Reasons for unsubscribing are varied. Maybe the customer just wasn’t interested. Or maybe it was something else; something the company could have done differently.

It’s like a romantic relationship. If you don’t get any closure, you may miss an opportunity to learn something important from your customers.

Gaining closure can be as easy as letting your customers choose why they unsubscribed – in the form of multiple choice options.

If feedback indicates a customer wasn’t right for you, the only real takeaway is knowing you can now focus email efforts on more relevant customers. But when the feedback indicates something else, there may be more useful takeaways.

According to a study* conducted by Epsilon, some of the main reasons for customer unsubscribes are as follows:

– The content was irrelevant (64%)

– They were receiving too many emails (60%)

– They thought their address was being shared/sold (40%)

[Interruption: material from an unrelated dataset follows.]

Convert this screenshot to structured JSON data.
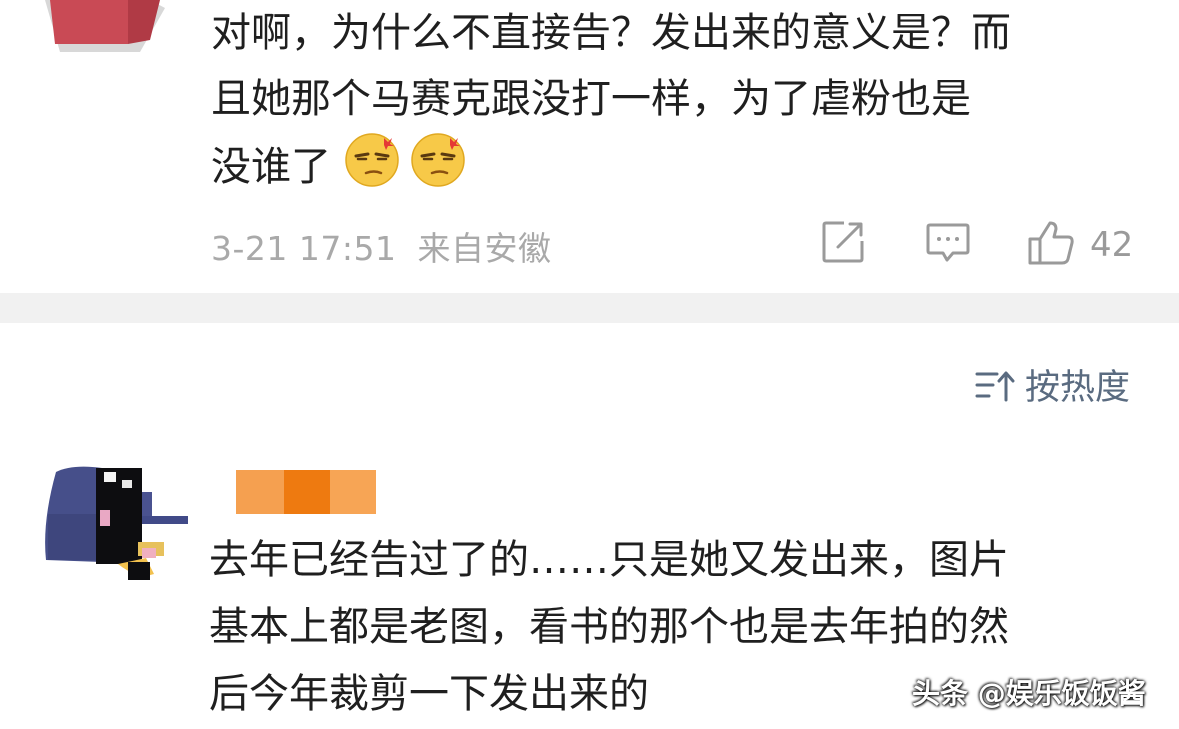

– They had privacy concerns (33%)

If a company is sending 1 email per week, they might try offering their “potential ex” the option of downgrading their email frequency to something like twice or once a month, instead of losing them forever.

(Side note: whether a customer REALLY receives too many emails is debatable. For more on this, check out one of my previous posts.)

The 3rd and 4th unsubscribe reasons (definitely good feedback for a company to have) might be easily fixed by making a company’s privacy policy more visible within the email. Don’t skimp on putting some real thought into your multiple choice options. The more discerning, the more insight it may reveal.

In addition to multiple choice, giving customers the room to write comments may provide additional value. For instance, what if you find out that they are having trouble viewing your emails, or that the offers weren’t as good as they expected?

Now, some customers may think that “exit surveys” are intrusive and annoying. And, they can be. So here’s a tip. Don’t be annoying. Don’t talk to your customer like they are indecisive or didn’t know what they were doing. “Are you sure you want to unsubscribe? Or did you click the unsubscribe link by mistake??” And don’t make them jump through hoops to unsubscribe. That’s actually against CAN-SPAM rules.

What’s the smarter way to go about it? It’s important to acknowledge the customer’s wish to leave. Let them know that you are listening. Then, gently (not forcefully) give them the option to provide feedback. This feedback should be OPTIONAL, hence why I’m calling it an option.

Collecting feedback is easy, and does not take a lot of time to set up. And you never know; you may receive some interesting information that will help you service your customers better.

* Epsilon, “Inside the Inbox: Trends for the Multichannel Marketer.” June, 2009. Download PDF (accessed 18 August, 2010).